== Problem to solve ==
Search the data for the string "number" and extract every line where it appears.

== Task data ==
---------------
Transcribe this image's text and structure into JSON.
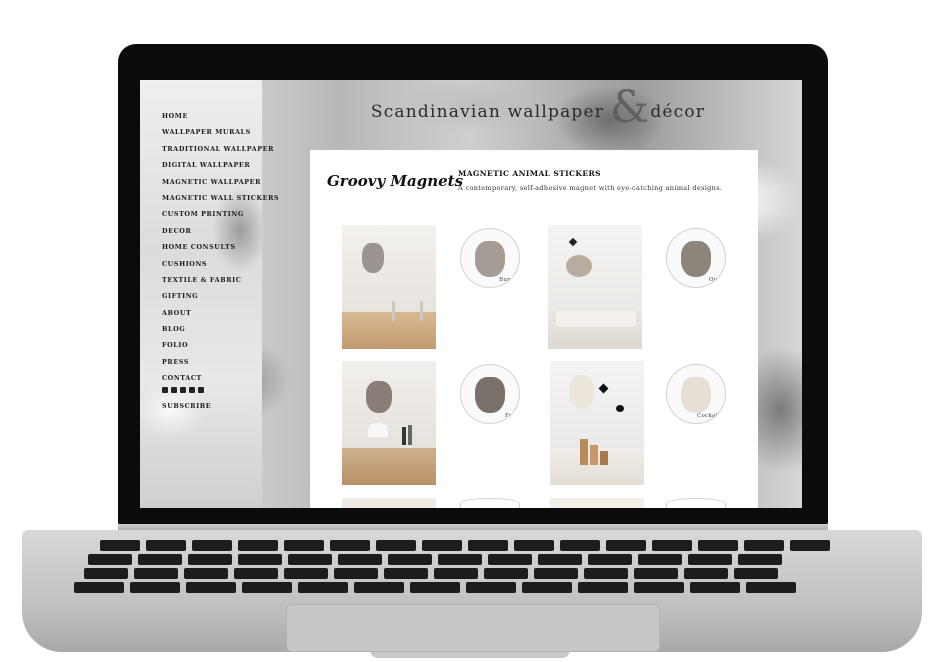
{
  "site": {
    "title": "Scandinavian wallpaper",
    "title_tail": "décor",
    "ampersand": "&"
  },
  "nav": {
    "items": [
      "HOME",
      "WALLPAPER MURALS",
      "TRADITIONAL WALLPAPER",
      "DIGITAL WALLPAPER",
      "MAGNETIC WALLPAPER",
      "MAGNETIC WALL STICKERS",
      "CUSTOM PRINTING",
      "DECOR",
      "HOME CONSULTS",
      "CUSHIONS",
      "TEXTILE & FABRIC",
      "GIFTING",
      "ABOUT",
      "BLOG",
      "FOLIO",
      "PRESS",
      "CONTACT"
    ],
    "social_icons": [
      "facebook-icon",
      "pinterest-icon",
      "twitter-icon",
      "instagram-icon",
      "houzz-icon"
    ],
    "subscribe": "SUBSCRIBE"
  },
  "article": {
    "brand": "Groovy Magnets",
    "title": "MAGNETIC ANIMAL STICKERS",
    "description": "A contemporary, self-adhesive magnet with eye-catching animal designs."
  },
  "products": [
    {
      "caption": "Bunny"
    },
    {
      "caption": "Owl"
    },
    {
      "caption": "Fox"
    },
    {
      "caption": "Cockatiel"
    }
  ],
  "colors": {
    "bezel": "#0b0b0b",
    "laptop_silver": "#c4c4c4",
    "text_dark": "#1b1b1b"
  }
}
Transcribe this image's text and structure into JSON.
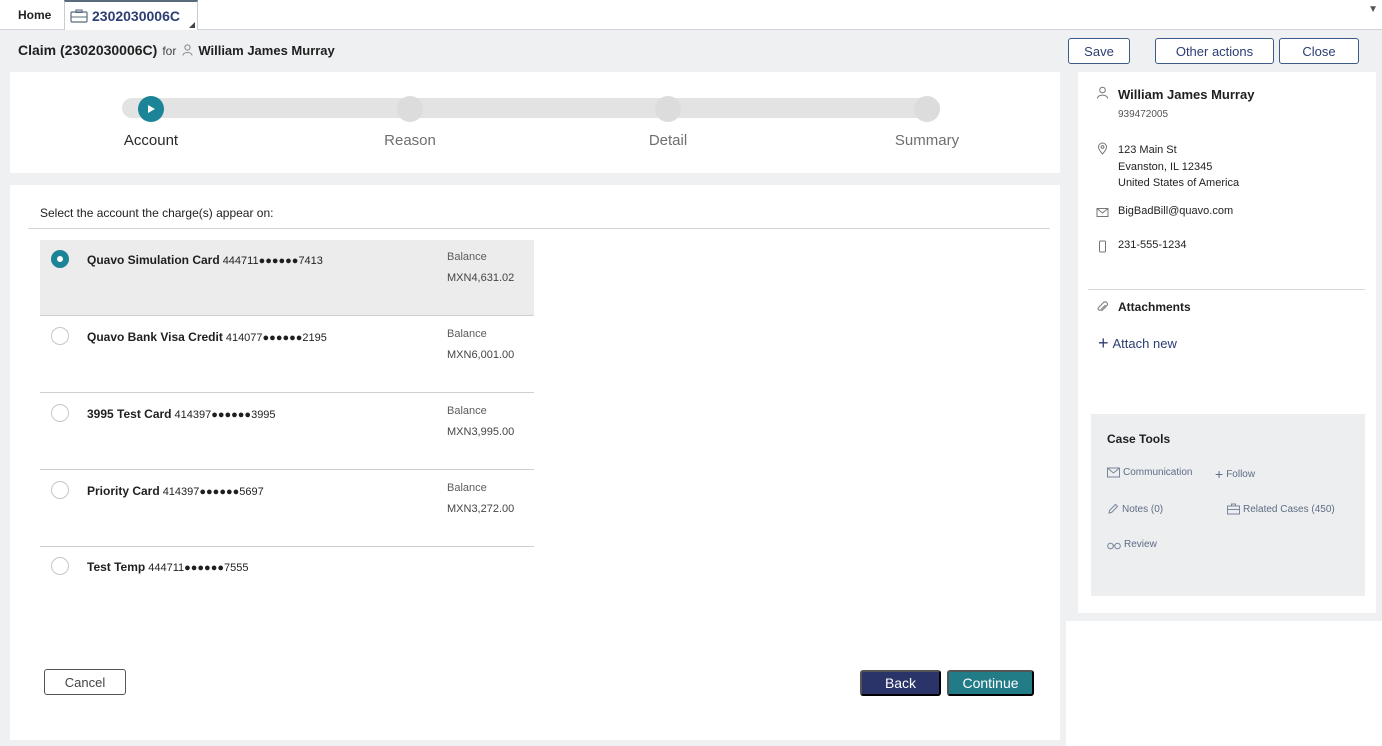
{
  "tabs": {
    "home_label": "Home",
    "active_tab_label": "2302030006C",
    "active_tab_icon": "briefcase-icon"
  },
  "header": {
    "title": "Claim (2302030006C)",
    "for_label": "for",
    "customer_name": "William James Murray",
    "buttons": {
      "save": "Save",
      "other_actions": "Other actions",
      "close": "Close"
    }
  },
  "stepper": {
    "steps": [
      {
        "label": "Account",
        "active": true
      },
      {
        "label": "Reason",
        "active": false
      },
      {
        "label": "Detail",
        "active": false
      },
      {
        "label": "Summary",
        "active": false
      }
    ]
  },
  "account_select": {
    "prompt": "Select the account the charge(s) appear on:",
    "balance_label": "Balance",
    "accounts": [
      {
        "name": "Quavo Simulation Card",
        "number": "444711●●●●●●7413",
        "balance": "MXN4,631.02",
        "selected": true
      },
      {
        "name": "Quavo Bank Visa Credit",
        "number": "414077●●●●●●2195",
        "balance": "MXN6,001.00",
        "selected": false
      },
      {
        "name": "3995 Test Card",
        "number": "414397●●●●●●3995",
        "balance": "MXN3,995.00",
        "selected": false
      },
      {
        "name": "Priority Card",
        "number": "414397●●●●●●5697",
        "balance": "MXN3,272.00",
        "selected": false
      },
      {
        "name": "Test Temp",
        "number": "444711●●●●●●7555",
        "balance": "",
        "selected": false
      }
    ]
  },
  "footer": {
    "cancel": "Cancel",
    "back": "Back",
    "continue": "Continue"
  },
  "customer": {
    "name": "William James Murray",
    "id": "939472005",
    "address_line1": "123 Main St",
    "address_line2": "Evanston, IL 12345",
    "address_line3": "United States of America",
    "email": "BigBadBill@quavo.com",
    "phone": "231-555-1234"
  },
  "attachments": {
    "title": "Attachments",
    "attach_new": "Attach new"
  },
  "case_tools": {
    "title": "Case Tools",
    "communication": "Communication",
    "follow": "Follow",
    "notes": "Notes (0)",
    "related_cases": "Related Cases (450)",
    "review": "Review"
  },
  "colors": {
    "accent_teal": "#1c8497",
    "continue_button": "#227c87",
    "back_button": "#2b3468",
    "link_blue": "#2c3e72",
    "panel_gray": "#eef0f2"
  }
}
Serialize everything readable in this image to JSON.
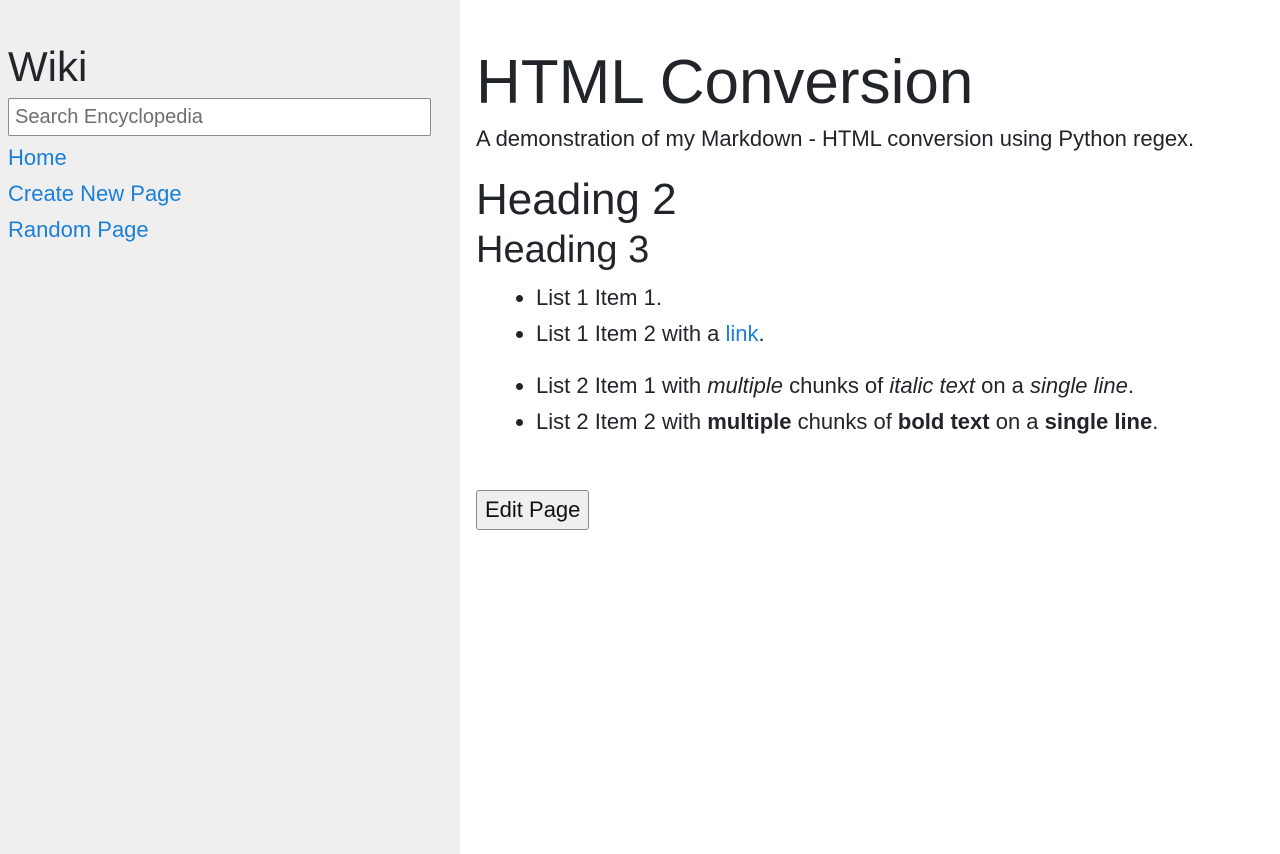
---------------
== Reply ==
        "number": "444711●●●●●●7413",
        "number": "414077●●●●●●2195",
        "number": "414397●●●●●●3995",
        "number": "414397●●●●●●5697",
        "number": "444711●●●●●●7555",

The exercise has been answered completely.